The new pace of breakout hockey stresses moving the puck quickly from the defender, that “first pass”, to the neutral zone and through to the offensive zone for a breakaway or odd-man rush. This leads to more open ice hits because players are not only skating at speeds that would get them pulled over in a school zone but also because they are looking for that pass rather than keeping their head up.
Bringing the two-line pass would slow the play down in the neutral zone, forcing a regroup into the offensive zone which would greatly reduce the speed at which open ice hits, which at least look to be the most brutal, occur.
2. Allow for more Interference
Watching Women’s Hockey at the 2014 Olympics in Sochi I was struck by how much interference they allow along the wall and around the blue line. A lot more of the “Lidstrom” type defense along the blue line (hands to the chest!) and a lot more clutching around the boards. This really slows the players down and reduces the hits that the players to which the players are vulnerable.
I suggest that the NHL adopt this approach. If we recall the Patrick Kaleta hit on Brad Richards (http://www.youtube.com/watch?v=t9e7NaNWzcg), we can break down how this would help. First, we have to imagine that it’s not Patrick Kaleta but some other NHL player with respect for fellow players that wouldn’t attempt to injure someone. That hit is probably one of the most dangerous hits in hockey, second to only the cross check to the lower back on a full speed puck race. But the problem is that the defensive player has no choices. He cannot clutch and grab because he will be called for holding. He can’t check the player into the boards because he will be called for boarding since the offensive player has turned his back square to the defender a la Dennis Rodman.
This creates a rock and a hard place situation for defensemen that would be made much safer if a little clutching and grabbing were allowed along the boards.
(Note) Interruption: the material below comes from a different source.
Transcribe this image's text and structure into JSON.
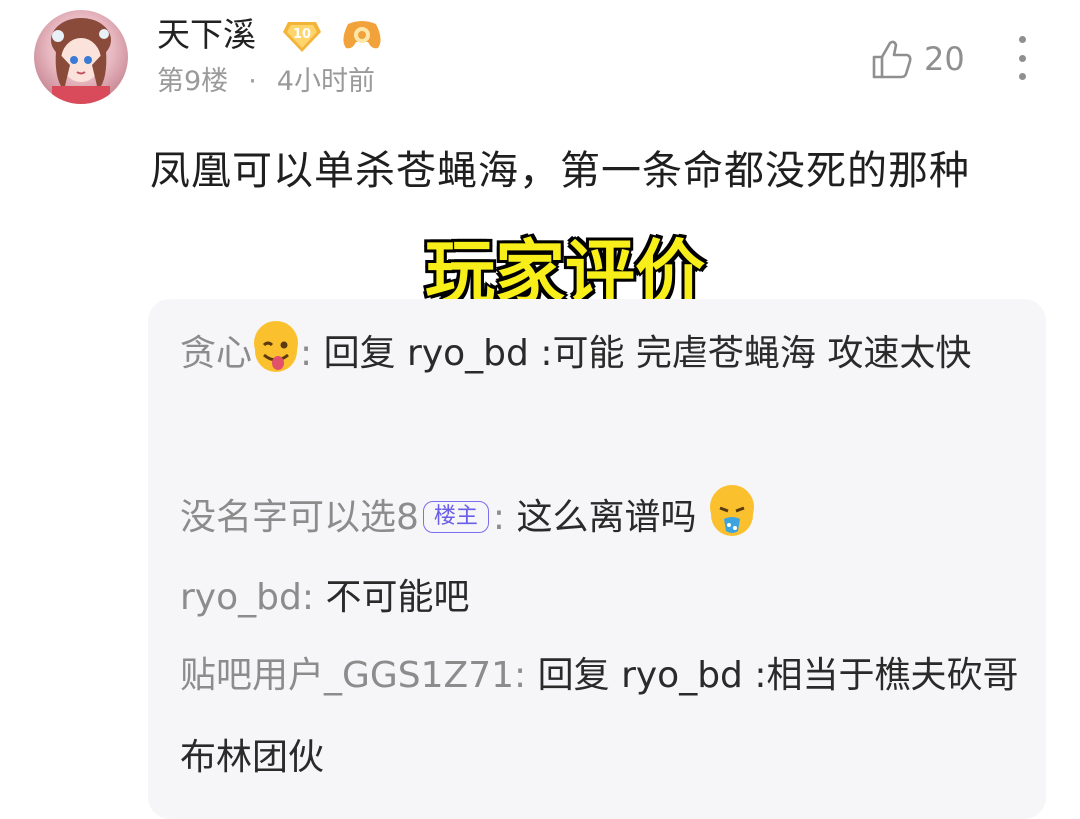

It’s safer to be held than it is to be thrown full force and face first into the boards.
1. Concussion Research
Finally, as Tony from AZ would say, “Research, research, research.” There are two options: either prevent concussions or learn how to properly diagnose and treat them. So far, preventing them has proven to be more difficult than initially assumed. Similarly, diagnosing and treating is another grey area that requires a lot of research.
The NHL and the NHLPA should be pouring millions of dollars into concussion research on an annual basis to protect not only the players but the league and the sport. It is vital that the medical community learn to identify, grade and treat concussions effectively before they turn into long term brain damage.
Photo by Getty Images.